Cal Poly aims to make the grade in sustainability

Cal Poly highlights several areas of resourcefulness in its third biennial report on its mission and implementation of sustainable operations on campus.

The report spotlights the new Poly Canyon Village that houses 2,640 students on 30 acres, and it details aspects of the university’s energy use, transportation, water resources, recycling and other efforts.

The 27-page report, produced by communications firm Barnett Cox & Associates of San Luis Obispo, defines sustainability as the way to “use natural resources to meet current needs without jeopardizing the needs of future generations.”

The Poly Canyon complex — which includes retail stores, laundry and study areas, and recreation — features energy-efficient lighting and appliances, low-flow water fixtures and water-conserving landscaping.

More students living on campus has led to a decrease in commuter traffic and emissions, according to the report, which says more than 30 percent of students live on campus now compared with 15 percent in 2002.

The complex also qualifies under the internationally recognized Leadership in Energy and Environmental Design building certification system, which takes into account several factors, including energy and water efficiency.

Cal Poly announced that its overall water usage increased as hundreds of students moved into Poly Canyon, but it was not as much as expected.

“(Cal Poly) estimated that the overall annual demand for water after Poly Canyon Village would be over 1,200 acre-feet per year,” the report states. “Actual use in 2009 was about 1,000 acre-feet per year.” About 800 acre-feet of water was used in 2005.

As the new campus apartments were built, Cal Poly also restored nearby Brizzolara Creek to facilitate fish passage, which had been impeded by an old bridge.

The report also states that more than half of Cal Poly’s solid waste was recycled or reused, which met the university’s goal.

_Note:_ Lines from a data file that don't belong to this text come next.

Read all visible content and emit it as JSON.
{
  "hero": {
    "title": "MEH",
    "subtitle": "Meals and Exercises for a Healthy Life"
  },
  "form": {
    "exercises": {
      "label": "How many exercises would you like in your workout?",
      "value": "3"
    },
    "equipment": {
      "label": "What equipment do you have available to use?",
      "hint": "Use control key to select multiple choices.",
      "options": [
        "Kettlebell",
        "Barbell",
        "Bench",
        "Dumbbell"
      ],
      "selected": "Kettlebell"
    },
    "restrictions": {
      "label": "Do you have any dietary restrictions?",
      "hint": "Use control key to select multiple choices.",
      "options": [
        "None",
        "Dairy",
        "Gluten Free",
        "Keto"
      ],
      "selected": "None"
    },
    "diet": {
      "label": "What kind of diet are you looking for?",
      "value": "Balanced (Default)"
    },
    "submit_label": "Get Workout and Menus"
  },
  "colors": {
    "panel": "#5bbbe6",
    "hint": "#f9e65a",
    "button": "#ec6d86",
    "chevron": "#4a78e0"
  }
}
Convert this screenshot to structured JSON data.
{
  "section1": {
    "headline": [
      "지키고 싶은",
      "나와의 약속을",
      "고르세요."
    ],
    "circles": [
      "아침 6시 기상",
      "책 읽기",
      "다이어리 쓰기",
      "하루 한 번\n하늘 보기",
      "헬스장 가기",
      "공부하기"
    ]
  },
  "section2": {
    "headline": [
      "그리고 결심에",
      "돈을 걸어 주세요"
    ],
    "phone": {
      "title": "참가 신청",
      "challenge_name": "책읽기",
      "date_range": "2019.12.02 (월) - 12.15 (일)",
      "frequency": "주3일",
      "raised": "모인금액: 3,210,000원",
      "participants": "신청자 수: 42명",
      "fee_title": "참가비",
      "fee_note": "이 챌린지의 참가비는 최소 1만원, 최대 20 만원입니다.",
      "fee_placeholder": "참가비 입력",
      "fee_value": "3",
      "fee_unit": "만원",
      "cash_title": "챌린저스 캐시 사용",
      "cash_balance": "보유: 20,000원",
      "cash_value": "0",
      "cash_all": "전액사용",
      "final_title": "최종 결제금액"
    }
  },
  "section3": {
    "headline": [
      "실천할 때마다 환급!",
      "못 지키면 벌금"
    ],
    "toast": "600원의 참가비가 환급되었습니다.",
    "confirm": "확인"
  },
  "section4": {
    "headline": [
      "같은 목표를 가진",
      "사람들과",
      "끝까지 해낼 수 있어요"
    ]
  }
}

Future goals include reducing greenhouse gas emissions, ensuring water-quality standards in creeks and groundwater, and constructing all new major building projects using environmental standards.